White Collar Crime by Domenick Lazzara

“On April 21, 2012, the New York Times reported that in September 2005, a senior Wal-Mart lawyer received an e-mail from a former executive at the company’s largest foreign subsidiary, Wal-Mart de Mexico, describing how Wal-Mart de Mexico had orchestrated a campaign of bribery to win market dominance.  In a rush to build stores, the company had allegedly paid bribes to obtain permits across the country. Upon information, Wal-Mart dispatched investigators to Mexico City. Within days, the investigators uncovered evidence of widespread bribery, including a paper trail of hundreds of suspected payments in excess of $24 million in total.  In addition, investigators found documents showing that Wal-Mart de Mexico’s top executives knew about the payments and had taken steps to conceal such payments from company headquarters in Bentonville, Arkansas. Wal-Mart’s lead investigator summed up his findings, saying “[t]here is reasonable suspicion to believe that Mexican and USA laws have been violated. ” He further recommended that Wal-Mart expand the investigation, advice not heeded by executives. It was not until the New York Times began their own examination that it was uncovered that Wal-Mart, instead of proceeding with an investigation, shut it down altogether.

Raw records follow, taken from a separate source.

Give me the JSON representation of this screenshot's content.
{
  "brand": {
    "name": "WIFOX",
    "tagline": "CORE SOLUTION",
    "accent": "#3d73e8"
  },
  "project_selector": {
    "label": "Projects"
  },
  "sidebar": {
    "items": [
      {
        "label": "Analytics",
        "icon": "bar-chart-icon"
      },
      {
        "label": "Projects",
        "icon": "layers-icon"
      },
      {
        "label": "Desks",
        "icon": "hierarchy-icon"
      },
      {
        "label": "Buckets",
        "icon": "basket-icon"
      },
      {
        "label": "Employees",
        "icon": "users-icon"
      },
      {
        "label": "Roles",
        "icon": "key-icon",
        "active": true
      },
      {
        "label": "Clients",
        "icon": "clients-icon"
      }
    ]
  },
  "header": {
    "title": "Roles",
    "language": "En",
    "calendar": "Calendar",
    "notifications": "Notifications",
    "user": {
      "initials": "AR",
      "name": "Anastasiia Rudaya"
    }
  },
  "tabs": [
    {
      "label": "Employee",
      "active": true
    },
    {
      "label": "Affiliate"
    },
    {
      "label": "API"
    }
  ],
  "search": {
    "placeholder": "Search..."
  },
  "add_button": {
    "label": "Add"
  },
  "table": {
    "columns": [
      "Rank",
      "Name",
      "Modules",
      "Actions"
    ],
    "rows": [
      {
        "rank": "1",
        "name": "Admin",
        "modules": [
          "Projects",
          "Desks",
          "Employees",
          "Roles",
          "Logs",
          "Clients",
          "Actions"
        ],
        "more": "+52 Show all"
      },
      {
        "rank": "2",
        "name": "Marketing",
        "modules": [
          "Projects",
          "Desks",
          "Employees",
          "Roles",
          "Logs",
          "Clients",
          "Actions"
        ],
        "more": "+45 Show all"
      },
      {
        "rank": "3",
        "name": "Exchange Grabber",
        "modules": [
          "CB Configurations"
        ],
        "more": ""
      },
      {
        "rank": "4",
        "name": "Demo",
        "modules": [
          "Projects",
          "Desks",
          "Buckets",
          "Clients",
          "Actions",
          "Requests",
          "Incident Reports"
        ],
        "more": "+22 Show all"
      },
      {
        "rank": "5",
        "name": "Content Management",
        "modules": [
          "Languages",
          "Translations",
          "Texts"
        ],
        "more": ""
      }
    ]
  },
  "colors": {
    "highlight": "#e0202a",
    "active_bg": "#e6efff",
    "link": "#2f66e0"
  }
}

Worse, American and Mexican law enforcement officials were never notified and none of Wal-Mart de Mexico’s executives were disciplined. On the contrary, the person alleged to have spear-headed the bribery campaign and subsequent cover up, Eduardo Castro-Wright, was promoted to vice chairman of Wal-Mart in 2008.”  Read More